== Listed records ==

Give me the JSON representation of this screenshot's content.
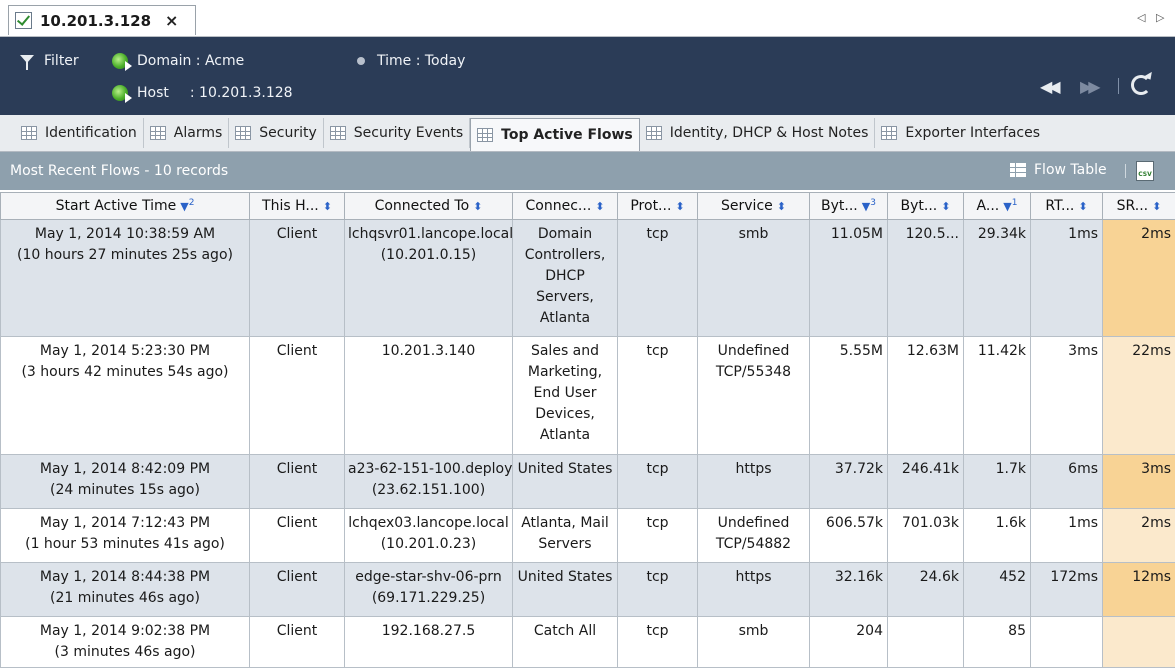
{
  "window": {
    "tab_label": "10.201.3.128",
    "tab_close": "×",
    "scroll_left": "◁",
    "scroll_right": "▷"
  },
  "filter": {
    "filter_label": "Filter",
    "domain_label": "Domain : Acme",
    "time_label": "Time : Today",
    "host_label": "Host",
    "host_value": ": 10.201.3.128",
    "rewind": "◀◀",
    "forward": "▶▶"
  },
  "tabs": [
    {
      "label": "Identification"
    },
    {
      "label": "Alarms"
    },
    {
      "label": "Security"
    },
    {
      "label": "Security Events"
    },
    {
      "label": "Top Active Flows"
    },
    {
      "label": "Identity, DHCP & Host Notes"
    },
    {
      "label": "Exporter Interfaces"
    }
  ],
  "section": {
    "title": "Most Recent Flows - 10 records",
    "flow_table": "Flow Table",
    "csv": "CSV"
  },
  "columns": [
    {
      "label": "Start Active Time",
      "sort": "▼",
      "order": "2"
    },
    {
      "label": "This H...",
      "sort": "⬍",
      "order": ""
    },
    {
      "label": "Connected To",
      "sort": "⬍",
      "order": ""
    },
    {
      "label": "Connec...",
      "sort": "⬍",
      "order": ""
    },
    {
      "label": "Prot...",
      "sort": "⬍",
      "order": ""
    },
    {
      "label": "Service",
      "sort": "⬍",
      "order": ""
    },
    {
      "label": "Byt...",
      "sort": "▼",
      "order": "3"
    },
    {
      "label": "Byt...",
      "sort": "⬍",
      "order": ""
    },
    {
      "label": "A...",
      "sort": "▼",
      "order": "1"
    },
    {
      "label": "RT...",
      "sort": "⬍",
      "order": ""
    },
    {
      "label": "SR...",
      "sort": "⬍",
      "order": ""
    }
  ],
  "rows": [
    {
      "start": "May 1, 2014 10:38:59 AM",
      "ago": "(10 hours 27 minutes 25s ago)",
      "this_host": "Client",
      "connected": "lchqsvr01.lancope.local",
      "connected_ip": "(10.201.0.15)",
      "conn_group": "Domain Controllers, DHCP Servers, Atlanta",
      "protocol": "tcp",
      "service": "smb",
      "bytes1": "11.05M",
      "bytes2": "120.5...",
      "a": "29.34k",
      "rtt": "1ms",
      "srt": "2ms"
    },
    {
      "start": "May 1, 2014 5:23:30 PM",
      "ago": "(3 hours 42 minutes 54s ago)",
      "this_host": "Client",
      "connected": "10.201.3.140",
      "connected_ip": "",
      "conn_group": "Sales and Marketing, End User Devices, Atlanta",
      "protocol": "tcp",
      "service": "Undefined TCP/55348",
      "bytes1": "5.55M",
      "bytes2": "12.63M",
      "a": "11.42k",
      "rtt": "3ms",
      "srt": "22ms"
    },
    {
      "start": "May 1, 2014 8:42:09 PM",
      "ago": "(24 minutes 15s ago)",
      "this_host": "Client",
      "connected": "a23-62-151-100.deploy",
      "connected_ip": "(23.62.151.100)",
      "conn_group": "United States",
      "protocol": "tcp",
      "service": "https",
      "bytes1": "37.72k",
      "bytes2": "246.41k",
      "a": "1.7k",
      "rtt": "6ms",
      "srt": "3ms"
    },
    {
      "start": "May 1, 2014 7:12:43 PM",
      "ago": "(1 hour 53 minutes 41s ago)",
      "this_host": "Client",
      "connected": "lchqex03.lancope.local",
      "connected_ip": "(10.201.0.23)",
      "conn_group": "Atlanta, Mail Servers",
      "protocol": "tcp",
      "service": "Undefined TCP/54882",
      "bytes1": "606.57k",
      "bytes2": "701.03k",
      "a": "1.6k",
      "rtt": "1ms",
      "srt": "2ms"
    },
    {
      "start": "May 1, 2014 8:44:38 PM",
      "ago": "(21 minutes 46s ago)",
      "this_host": "Client",
      "connected": "edge-star-shv-06-prn",
      "connected_ip": "(69.171.229.25)",
      "conn_group": "United States",
      "protocol": "tcp",
      "service": "https",
      "bytes1": "32.16k",
      "bytes2": "24.6k",
      "a": "452",
      "rtt": "172ms",
      "srt": "12ms"
    },
    {
      "start": "May 1, 2014 9:02:38 PM",
      "ago": "(3 minutes 46s ago)",
      "this_host": "Client",
      "connected": "192.168.27.5",
      "connected_ip": "",
      "conn_group": "Catch All",
      "protocol": "tcp",
      "service": "smb",
      "bytes1": "204",
      "bytes2": "",
      "a": "85",
      "rtt": "",
      "srt": ""
    }
  ]
}
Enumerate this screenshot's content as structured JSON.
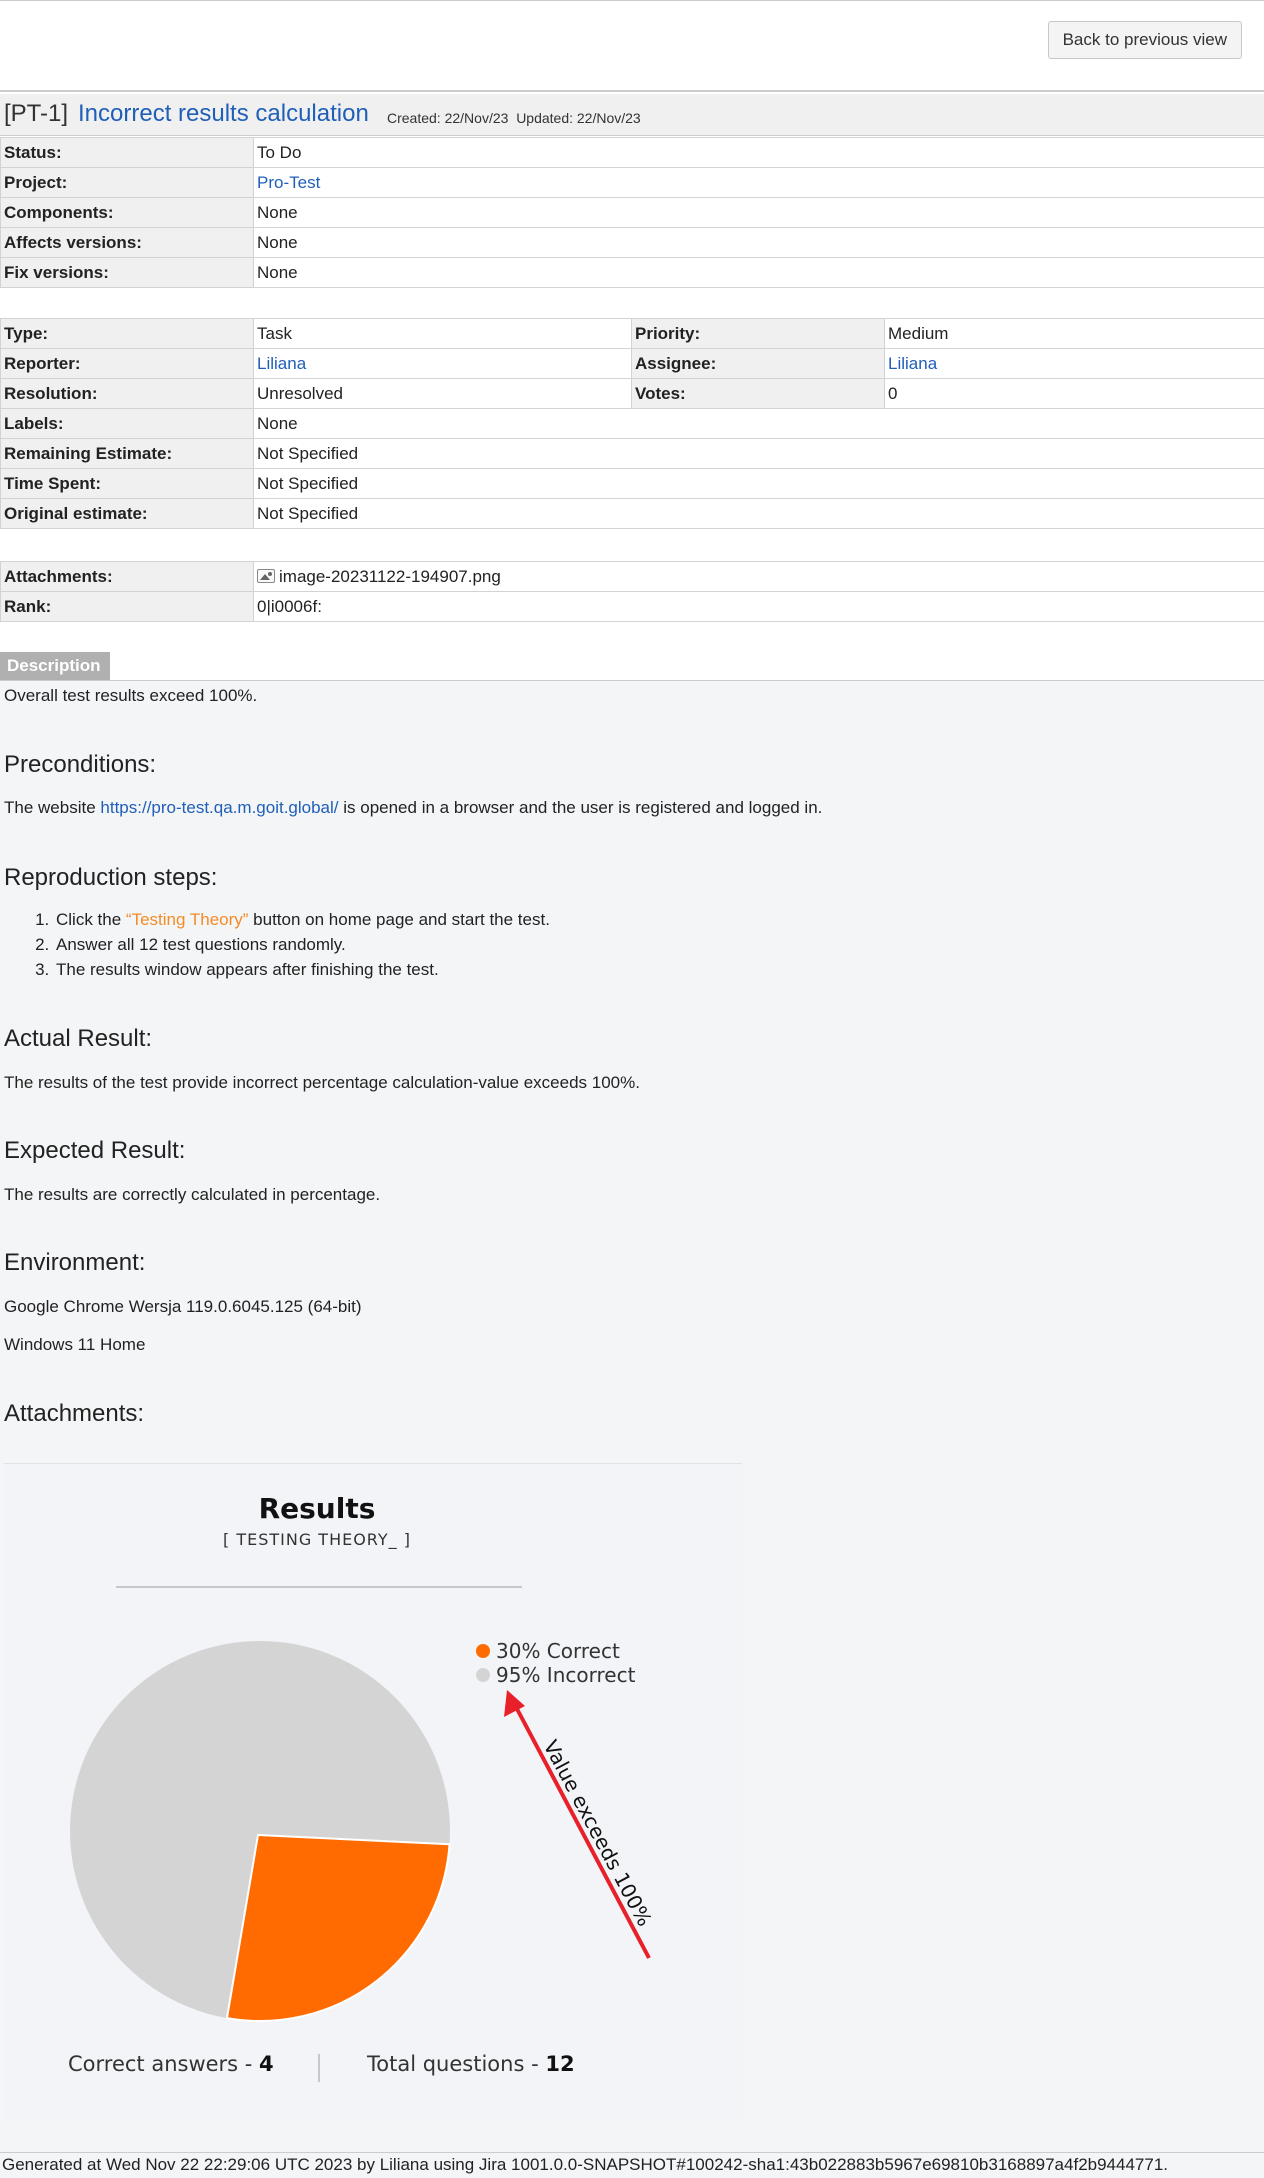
{
  "toolbar": {
    "back_label": "Back to previous view"
  },
  "issue": {
    "key": "[PT-1]",
    "summary": "Incorrect results calculation",
    "created": "Created: 22/Nov/23",
    "updated": "Updated: 22/Nov/23"
  },
  "fields_main": [
    {
      "label": "Status:",
      "value": "To Do"
    },
    {
      "label": "Project:",
      "value": "Pro-Test"
    },
    {
      "label": "Components:",
      "value": "None"
    },
    {
      "label": "Affects versions:",
      "value": "None"
    },
    {
      "label": "Fix versions:",
      "value": "None"
    }
  ],
  "fields_detail": {
    "type": {
      "label": "Type:",
      "value": "Task"
    },
    "priority": {
      "label": "Priority:",
      "value": "Medium"
    },
    "reporter": {
      "label": "Reporter:",
      "value": "Liliana"
    },
    "assignee": {
      "label": "Assignee:",
      "value": "Liliana"
    },
    "resolution": {
      "label": "Resolution:",
      "value": "Unresolved"
    },
    "votes": {
      "label": "Votes:",
      "value": "0"
    },
    "labels": {
      "label": "Labels:",
      "value": "None"
    },
    "remaining": {
      "label": "Remaining Estimate:",
      "value": "Not Specified"
    },
    "spent": {
      "label": "Time Spent:",
      "value": "Not Specified"
    },
    "original": {
      "label": "Original estimate:",
      "value": "Not Specified"
    }
  },
  "fields_extra": {
    "attachments": {
      "label": "Attachments:",
      "value": "image-20231122-194907.png",
      "icon": "image-icon"
    },
    "rank": {
      "label": "Rank:",
      "value": "0|i0006f:"
    }
  },
  "description": {
    "tab_label": "Description",
    "intro": "Overall test results exceed 100%.",
    "preconditions_heading": "Preconditions:",
    "preconditions_before": "The website ",
    "preconditions_link": "https://pro-test.qa.m.goit.global/",
    "preconditions_after": " is opened in a browser and the user is registered and logged in.",
    "steps_heading": "Reproduction steps:",
    "steps": {
      "s1_before": "Click the ",
      "s1_highlight": "“Testing Theory”",
      "s1_after": " button on home page and start the test.",
      "s2": "Answer all 12 test questions randomly.",
      "s3": "The results window appears after finishing the test."
    },
    "actual_heading": "Actual Result:",
    "actual_text": "The results of the test provide incorrect percentage calculation-value exceeds 100%.",
    "expected_heading": "Expected Result:",
    "expected_text": "The results are correctly calculated in percentage.",
    "environment_heading": "Environment:",
    "environment_lines": [
      "Google Chrome Wersja 119.0.6045.125 (64-bit)",
      "Windows 11 Home"
    ],
    "attachments_heading": "Attachments:"
  },
  "screenshot": {
    "title": "Results",
    "subtitle": "[ TESTING THEORY_ ]",
    "legend": [
      {
        "label": "30% Correct",
        "color": "#ff6b00"
      },
      {
        "label": "95% Incorrect",
        "color": "#d4d4d4"
      }
    ],
    "annotation": "Value exceeds 100%",
    "annotation_color": "#e8202a",
    "correct_label": "Correct answers - ",
    "correct_value": "4",
    "total_label": "Total questions - ",
    "total_value": "12",
    "pie": {
      "correct_fraction": 0.2667,
      "correct_color": "#ff6b00",
      "incorrect_color": "#d4d4d4"
    }
  },
  "footer": {
    "generated": "Generated at Wed Nov 22 22:29:06 UTC 2023 by Liliana using Jira 1001.0.0-SNAPSHOT#100242-sha1:43b022883b5967e69810b3168897a4f2b9444771."
  }
}
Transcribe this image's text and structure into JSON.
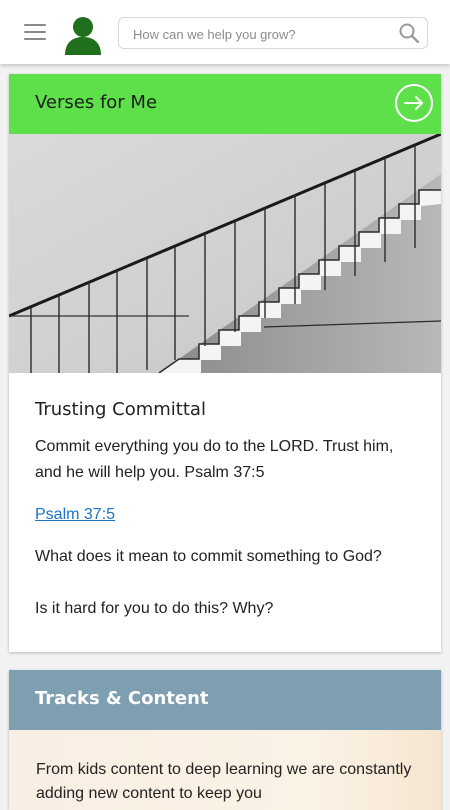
{
  "header": {
    "search_placeholder": "How can we help you grow?",
    "icons": {
      "menu": "hamburger-menu-icon",
      "avatar": "user-avatar-icon",
      "search": "magnifier-icon"
    }
  },
  "verses_card": {
    "title": "Verses for Me",
    "header_color": "#5ee04a",
    "arrow_icon": "arrow-right-circle-icon",
    "heading": "Trusting Committal",
    "verse_text": "Commit everything you do to the LORD. Trust him, and he will help you. Psalm 37:5",
    "reference_link": "Psalm 37:5",
    "question_1": "What does it mean to commit something to God?",
    "question_2": "Is it hard for you to do this? Why?"
  },
  "tracks_card": {
    "title": "Tracks & Content",
    "header_color": "#7d9fb1",
    "description": "From kids content to deep learning we are constantly adding new content to keep you"
  }
}
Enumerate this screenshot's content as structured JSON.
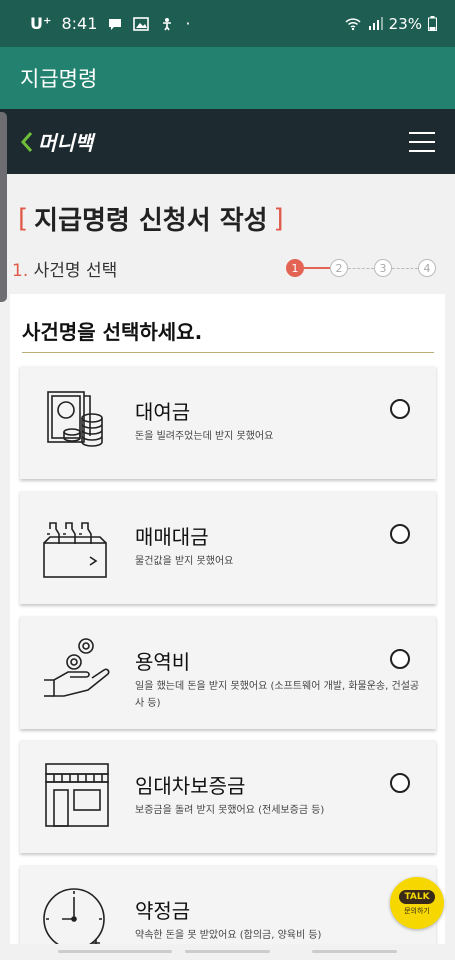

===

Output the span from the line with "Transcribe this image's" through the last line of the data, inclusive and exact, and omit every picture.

Solution to the problem:
Transcribe this image's text and structure into JSON.
{
  "header": {
    "search_placeholder": "How can we help you grow?",
    "icons": {
      "menu": "hamburger-menu-icon",
      "avatar": "user-avatar-icon",
      "search": "magnifier-icon"
    }
  },
  "verses_card": {
    "title": "Verses for Me",
    "header_color": "#5ee04a",
    "arrow_icon": "arrow-right-circle-icon",
    "heading": "Trusting Committal",
    "verse_text": "Commit everything you do to the LORD. Trust him, and he will help you. Psalm 37:5",
    "reference_link": "Psalm 37:5",
    "question_1": "What does it mean to commit something to God?",
    "question_2": "Is it hard for you to do this? Why?"
  },
  "tracks_card": {
    "title": "Tracks & Content",
    "header_color": "#7d9fb1",
    "description": "From kids content to deep learning we are constantly adding new content to keep you"
  }
}
Enumerate this screenshot's content as structured JSON.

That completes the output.